3. The Corporate Integrity Agreement
The third item in the settlement process that conspires to undermine the FCA’s stated goal of “deterring similar conduct by others” is what is known as the Corporate Integrity Agreement – the CIA. This document that is signed by the settling corporate defendant is, – in laymen’s terms – an “I won’t do it again” promise from the defendant corporation. But instead of saying “The reason I’m signing this is because I’m as guilty as sin,” instead it says “these are all the good deeds I’ve already been doing and what I’m going to be doing in the future.”
There’s nothing really wrong with this, and it does set forth specific actions that must be taken in the future to prevent any future violations of the False Claims Act.. But, here again, the CIA diminishes the deterrent impact of the settlement payment, not only because nothing is being admitted, but also because the Corporate Integrity Agreement is a document that sets forth all the incredibly nice, wonderful things the corporate defendant promises to do in the future. The language of the Corporate Integrity Agreement is tailored to create the impression that the corporate defendant has only just now gotten around to formalizing and putting into concrete terms – memorializing – all of the wonderful things the company has already been doing all along.
Take, for example, one of the early sentences in a Corporate Integrity Agreement between American Medical Response and the Government. It begins with a brief reference to some of the ‘bad stuff’:
The DOJ alleged that AMR provided discounted transports to various healthcare facilities in the state of Texas in exchange for referrals of transports from the facilities from 1994 through 2001, a period during which AMR was under different ownership and management. Under the terms of the settlement, AMR paid $9,000,000 to the federal Government, and entered into a corporate integrity agreement with the Office of Inspector General.
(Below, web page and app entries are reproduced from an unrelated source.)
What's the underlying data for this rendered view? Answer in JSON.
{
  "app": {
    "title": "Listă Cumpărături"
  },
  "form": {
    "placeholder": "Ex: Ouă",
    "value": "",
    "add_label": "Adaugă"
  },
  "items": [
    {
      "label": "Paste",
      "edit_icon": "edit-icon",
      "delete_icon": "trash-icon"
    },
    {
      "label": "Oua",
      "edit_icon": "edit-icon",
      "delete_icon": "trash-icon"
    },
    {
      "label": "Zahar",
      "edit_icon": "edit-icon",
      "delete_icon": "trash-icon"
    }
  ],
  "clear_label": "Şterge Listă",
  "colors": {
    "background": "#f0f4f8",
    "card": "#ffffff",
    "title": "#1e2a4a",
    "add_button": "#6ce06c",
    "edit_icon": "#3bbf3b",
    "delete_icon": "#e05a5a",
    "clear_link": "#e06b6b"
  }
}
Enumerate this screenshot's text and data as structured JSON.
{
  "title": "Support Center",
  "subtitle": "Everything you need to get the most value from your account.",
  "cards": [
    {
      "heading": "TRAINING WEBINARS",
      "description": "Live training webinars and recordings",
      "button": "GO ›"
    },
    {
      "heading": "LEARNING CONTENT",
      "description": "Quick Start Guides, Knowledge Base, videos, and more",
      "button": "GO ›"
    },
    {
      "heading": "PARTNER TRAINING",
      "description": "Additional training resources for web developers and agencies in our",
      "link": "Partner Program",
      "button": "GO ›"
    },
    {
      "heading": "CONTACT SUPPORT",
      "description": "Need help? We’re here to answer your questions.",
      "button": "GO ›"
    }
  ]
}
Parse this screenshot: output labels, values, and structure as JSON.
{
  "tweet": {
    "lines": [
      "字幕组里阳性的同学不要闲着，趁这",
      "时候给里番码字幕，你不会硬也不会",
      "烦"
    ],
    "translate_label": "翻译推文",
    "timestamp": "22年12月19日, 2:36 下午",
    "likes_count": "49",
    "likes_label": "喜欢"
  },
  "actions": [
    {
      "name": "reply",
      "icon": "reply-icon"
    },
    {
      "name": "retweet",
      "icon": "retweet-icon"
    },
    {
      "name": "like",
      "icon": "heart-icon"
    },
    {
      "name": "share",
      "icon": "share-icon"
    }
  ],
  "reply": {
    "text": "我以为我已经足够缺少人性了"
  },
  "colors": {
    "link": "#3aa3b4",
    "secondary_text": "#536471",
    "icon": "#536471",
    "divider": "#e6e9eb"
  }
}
After the suggestion – that the only reason the $9,000,000 was being paid – “AMR was under different ownership and management” – the paragraph is followed by the following self serving language that allows AMR to retrieve its virginity:
The Company entered into the settlement in order to avoid the uncertainties of litigation, and has not admitted any wrongdoing. Commenting on the settlement, William A. Sanger, Chairman and CEO of AMR’s parent company, EMSC, said, “We are pleased that we were able to resolve this matter with the Government. AMR cooperated fully with the Government during the course of its inquiry into prior conduct of the Company, and we believe it is in AMR’s best interest to put this matter behind us.” Sanger added, “We maintain an active compliance program nationwide, and we believe the requirements of the CIA are consistent with our existing compliance program. We remain committed to conducting our business in a manner consistent with applicable laws and ethical practices.”
Then, after the mildest of hints, the Corporate Integrity Agreement follows with language like this:
The INC hereby enters into this Corporate Integrity Agreement (CIA) with the Office of Inspector General (OIG) of the United States Department of Health and Human Services (HHS) to promote compliance with the statutes, regulations, and written directives of Medicare, Medicaid, and all other Federal health care programs (as defined in 42 U.S.c. § 1320a-7b(f)) (Federal health care program requirements). Contemporaneously with this CIA, the corporation is entering into a Settlement Agreement with the United States. The corporation enters into this Corporate Integrity Agreement on behalf of its CORPS, its SUBSIDIARIES, its FACILITIES. Prior to the effective date of this CIA, the corporation established a corporate compliance program that applies to all INC subsidiaries and facilities. See – we were already doing good stuff, even before we got caught and had to pay the $9,000,000. The corporation’s compliance program includes written policies and procedures, an education and training component, mechanisms for the ongoing monitoring and auditing of INC operations to assess compliance, mechanisms for employees and agents to report incidents of noncompliance in an anonymous way, disciplinary actions for individuals violating compliance policies and procedures, and oversight of the compliance program by the corporation’s Compliance Officer and Compliance Committee. The corporation shall continue the operation of its compliance measures in accordance with the terms set forth below for the term of this CIA. The corporation may modify its voluntary compliance measures as appropriate, but, at a minimum, The corporation shall ensure that during the term of this CIA, it shall comply with the integrity obligations enumerated in this CIA.
And this is just the first page!
The CIA does establish a code of conduct to be followed, with implementation reports, reportable events, names of compliance officers and members of the compliance committee, descriptions of disclosure programs, unallowable cost reviews, IRO’s, training materials, and on and on through 35 pages. But unless one is versed in the legal language, there’s nothing here to indicate that AMR is anything but a wonderful, well-respected corporate citizen anxious to “continue” doing the right thing.
And one searches in vain throughout the 35 pages of the Corporate Integrity Agreement and the two Appendices for even a hint of wrongdoing, or what AMR did that would make it pay $9,000,000 and then sign the Agreement.